On the computer proof of a result in the abstract theory of segments
by Dimiter Skordev (Sofia University, Sofia, Bulgaria)

In Y. Tagamlitzki's paper [4] an axiomatization for an abstract notion of segment is proposed (a somewhat more restrictive but similar axiomatization has been given earlier in [2]). The main result of [4] is a separation theorem formulated in set-theoretical terms and proved by using Zorn's Lemma. The results published in [4] have been presented earlier in a lecture course held in 1962. An intriguing logical problem arose in one of the lectures when the mentioned separation theorem has been applied to obtain a certain non-trivial corollary expressible without essential use of set-theoretical terminology. The problem was to prove this corollary in a way formalizable in the first-order predicate calculus. A proof of the indicated kind (presented in the ordinary mathematical language) was given by Ivan Prodanov shortly afterwards. In fact, Prodanov established even a stronger result, but the published version of his proof (present in [3]) is restricted to establishing only the mentioned corollary.

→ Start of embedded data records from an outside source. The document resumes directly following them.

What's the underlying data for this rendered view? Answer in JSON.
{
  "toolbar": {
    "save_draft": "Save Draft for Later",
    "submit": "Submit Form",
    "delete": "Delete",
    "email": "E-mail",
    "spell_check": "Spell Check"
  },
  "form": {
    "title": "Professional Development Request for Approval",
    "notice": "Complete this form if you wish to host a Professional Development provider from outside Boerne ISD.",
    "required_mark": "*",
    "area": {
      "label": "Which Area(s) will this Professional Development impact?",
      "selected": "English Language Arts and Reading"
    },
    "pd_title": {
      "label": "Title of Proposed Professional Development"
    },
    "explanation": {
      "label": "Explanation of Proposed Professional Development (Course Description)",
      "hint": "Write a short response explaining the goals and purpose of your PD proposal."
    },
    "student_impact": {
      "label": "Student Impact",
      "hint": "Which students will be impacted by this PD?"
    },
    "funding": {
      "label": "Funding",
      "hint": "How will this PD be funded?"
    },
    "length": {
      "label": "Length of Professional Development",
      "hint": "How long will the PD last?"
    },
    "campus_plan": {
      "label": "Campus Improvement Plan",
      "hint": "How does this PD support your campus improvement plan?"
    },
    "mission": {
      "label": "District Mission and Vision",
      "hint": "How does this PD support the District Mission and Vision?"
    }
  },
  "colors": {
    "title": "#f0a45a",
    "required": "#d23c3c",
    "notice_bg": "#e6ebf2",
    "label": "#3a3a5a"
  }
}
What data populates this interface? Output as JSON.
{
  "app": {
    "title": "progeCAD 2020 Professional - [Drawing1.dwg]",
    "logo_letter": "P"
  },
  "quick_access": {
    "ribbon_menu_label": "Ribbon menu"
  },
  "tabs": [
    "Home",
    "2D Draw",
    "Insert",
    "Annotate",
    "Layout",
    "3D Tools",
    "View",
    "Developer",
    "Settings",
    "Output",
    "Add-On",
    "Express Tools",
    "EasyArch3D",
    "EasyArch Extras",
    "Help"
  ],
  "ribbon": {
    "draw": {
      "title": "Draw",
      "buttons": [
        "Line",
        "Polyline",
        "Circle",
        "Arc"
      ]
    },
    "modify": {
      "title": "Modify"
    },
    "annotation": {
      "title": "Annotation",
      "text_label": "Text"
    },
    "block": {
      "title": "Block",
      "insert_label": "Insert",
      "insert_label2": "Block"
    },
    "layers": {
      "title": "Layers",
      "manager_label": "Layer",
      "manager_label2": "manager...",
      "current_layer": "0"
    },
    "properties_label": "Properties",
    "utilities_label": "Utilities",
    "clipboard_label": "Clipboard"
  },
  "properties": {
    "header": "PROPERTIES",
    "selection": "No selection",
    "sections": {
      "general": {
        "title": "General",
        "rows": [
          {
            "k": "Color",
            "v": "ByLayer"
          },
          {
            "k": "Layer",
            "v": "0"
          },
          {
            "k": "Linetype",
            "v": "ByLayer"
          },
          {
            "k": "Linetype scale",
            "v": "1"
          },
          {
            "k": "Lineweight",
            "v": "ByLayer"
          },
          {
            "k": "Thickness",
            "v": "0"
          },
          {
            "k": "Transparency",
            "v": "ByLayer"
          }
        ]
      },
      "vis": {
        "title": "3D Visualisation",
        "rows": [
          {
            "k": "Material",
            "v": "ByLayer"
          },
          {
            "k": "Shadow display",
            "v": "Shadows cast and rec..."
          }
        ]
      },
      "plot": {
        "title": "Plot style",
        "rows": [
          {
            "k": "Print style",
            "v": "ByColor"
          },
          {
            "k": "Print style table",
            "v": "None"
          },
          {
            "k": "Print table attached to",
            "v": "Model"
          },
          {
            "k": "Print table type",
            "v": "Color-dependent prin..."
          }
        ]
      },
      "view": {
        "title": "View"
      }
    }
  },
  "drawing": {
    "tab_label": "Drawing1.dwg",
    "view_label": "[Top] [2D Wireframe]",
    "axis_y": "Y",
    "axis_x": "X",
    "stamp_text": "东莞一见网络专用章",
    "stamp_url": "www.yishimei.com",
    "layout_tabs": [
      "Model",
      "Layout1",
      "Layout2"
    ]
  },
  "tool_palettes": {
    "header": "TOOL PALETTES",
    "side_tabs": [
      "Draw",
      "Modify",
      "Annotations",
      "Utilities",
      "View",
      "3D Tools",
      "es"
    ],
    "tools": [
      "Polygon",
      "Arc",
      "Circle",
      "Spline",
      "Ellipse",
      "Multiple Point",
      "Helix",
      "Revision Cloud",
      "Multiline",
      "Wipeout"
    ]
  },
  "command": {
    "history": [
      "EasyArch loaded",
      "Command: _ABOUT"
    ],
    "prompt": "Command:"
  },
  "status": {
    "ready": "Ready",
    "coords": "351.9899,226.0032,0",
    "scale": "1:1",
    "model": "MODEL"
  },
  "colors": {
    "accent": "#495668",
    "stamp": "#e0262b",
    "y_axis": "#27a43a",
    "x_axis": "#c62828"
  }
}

At the end of 1983 and the beginning of 1984 Jörg Siekmann and his group in Karlsruhe made attempts to prove the stronger Prodanov's result by using their Markgraf Karl Refutation Procedure (MKRP) [1]. Since the attempts did not succeed, the problem has been decomposed into two other ones - the first one of them was quite easy, but the second one was hard enough (the decomposition has been suggested by the present author on the basis of an analysis of a proof given by Dimiter Vakarelov). In May 1984 MKRP succeeded on both these problems.

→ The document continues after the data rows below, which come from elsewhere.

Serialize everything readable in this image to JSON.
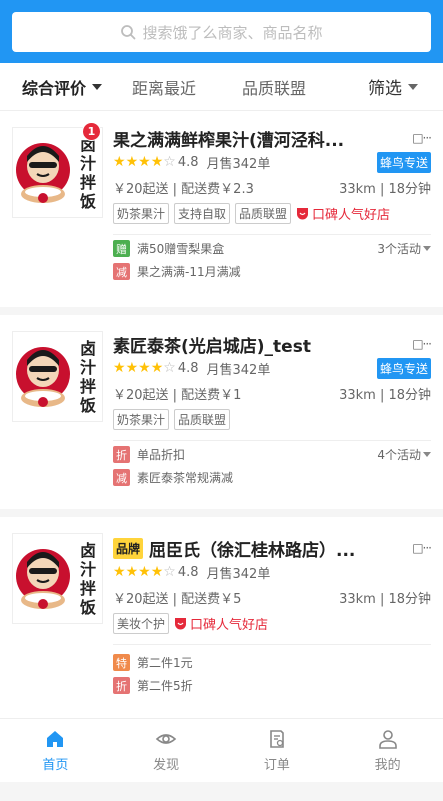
{
  "search": {
    "placeholder": "搜索饿了么商家、商品名称"
  },
  "sort": {
    "items": [
      "综合评价",
      "距离最近",
      "品质联盟"
    ],
    "filter_label": "筛选"
  },
  "stores": [
    {
      "name": "果之满满鲜榨果汁(漕河泾科...",
      "badge_count": "1",
      "brand_tag": "",
      "rating": "4.8",
      "sales": "月售342单",
      "delivery_tag": "蜂鸟专送",
      "fee": "￥20起送 | 配送费￥2.3",
      "distance": "33km | 18分钟",
      "tags": [
        "奶茶果汁",
        "支持自取",
        "品质联盟"
      ],
      "hot": "口碑人气好店",
      "activity_count": "3个活动",
      "activities": [
        {
          "icon": "赠",
          "color": "green",
          "text": "满50赠雪梨果盒"
        },
        {
          "icon": "减",
          "color": "red",
          "text": "果之满满-11月满减"
        }
      ]
    },
    {
      "name": "素匠泰茶(光启城店)_test",
      "badge_count": "",
      "brand_tag": "",
      "rating": "4.8",
      "sales": "月售342单",
      "delivery_tag": "蜂鸟专送",
      "fee": "￥20起送 | 配送费￥1",
      "distance": "33km | 18分钟",
      "tags": [
        "奶茶果汁",
        "品质联盟"
      ],
      "hot": "",
      "activity_count": "4个活动",
      "activities": [
        {
          "icon": "折",
          "color": "red",
          "text": "单品折扣"
        },
        {
          "icon": "减",
          "color": "red",
          "text": "素匠泰茶常规满减"
        }
      ]
    },
    {
      "name": "屈臣氏（徐汇桂林路店）...",
      "badge_count": "",
      "brand_tag": "品牌",
      "rating": "4.8",
      "sales": "月售342单",
      "delivery_tag": "",
      "fee": "￥20起送 | 配送费￥5",
      "distance": "33km | 18分钟",
      "tags": [
        "美妆个护"
      ],
      "hot": "口碑人气好店",
      "activity_count": "",
      "activities": [
        {
          "icon": "特",
          "color": "orange",
          "text": "第二件1元"
        },
        {
          "icon": "折",
          "color": "red",
          "text": "第二件5折"
        }
      ]
    }
  ],
  "logo_text": [
    "卤",
    "汁",
    "拌",
    "饭"
  ],
  "tabs": [
    "首页",
    "发现",
    "订单",
    "我的"
  ]
}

An analysis of the solutions produced by MKRP showed that the second of them actually contains a solution of a further strengthening of the corresponding problem. This stronger variant, however, seems to be less difficult for a computer proof search. For example, we succeeded in 1998 to find a computer solution of that variant of the problem by using Prolog in an appropriate way. In the full paper we give the details concerning such an application of Prolog including the text of the corresponding Prolog program and the goal on which it has been executed (the solution has been found in about 40 minutes by a computer having a 133 Mhz CPU and running Dimiter Dobrev's freeware Strawberry Prolog). The idea of the application is to make firstly a straightforward translation of the problem into Prolog without bothering about direct usability of this translation, and then to search for a corresponding derivation in a formal system generating the minimal Herbrand model for the program. The mentioned search is done by restriction of the heights of the considered derivation trees and weakening the restriction until possibly the search succeeds (this kind of search is done by an appropriate modification of the initially constructed program).

In our opinion the above-mentioned variant of the problem could be useful for testing the capabilities of proof search computer programs.

Addendum (updated on July 7, 2015, and November 11, 2020). The run time mentioned above has been later reduced to less than 5 minutes by running Strawberry Prolog on a computer with an AMD K6-2 300 CPU. On contemporary computers, the run time under SWI Prolog is only several seconds.


1. Ohlbach, H. J. and Siekmann, J. H. The Markgraf Karl Refutation Procedure. In: Computational Logic, Essays in Honor of Alan Robinson, MIT Press, 1991 (ed. J. L. Lassez and G. Plotkin), 41-112.

2. Prenowitz, W. A contemporary approach to classical geometry. Amer. Math. Monthly, 68 (1961), No. 1, part II, vi+67pp.

3. Prodanov, I. Zweifachassoziative Räume. Annuaire de l'Univ. de Sofia, Fac. de Math., 57 (1964), 393-422 (Bulgarian. German summary).

4. Tagamlitzki, Y. Über die Trennbarkeitsbedingungen in den abelschen assoziativen Räumen. Acad. des Sci. de Bulgarie, Bull. de l'Inst. de Math., 7 (1963), 169-183 (Bulgarian. Russian and German summaries).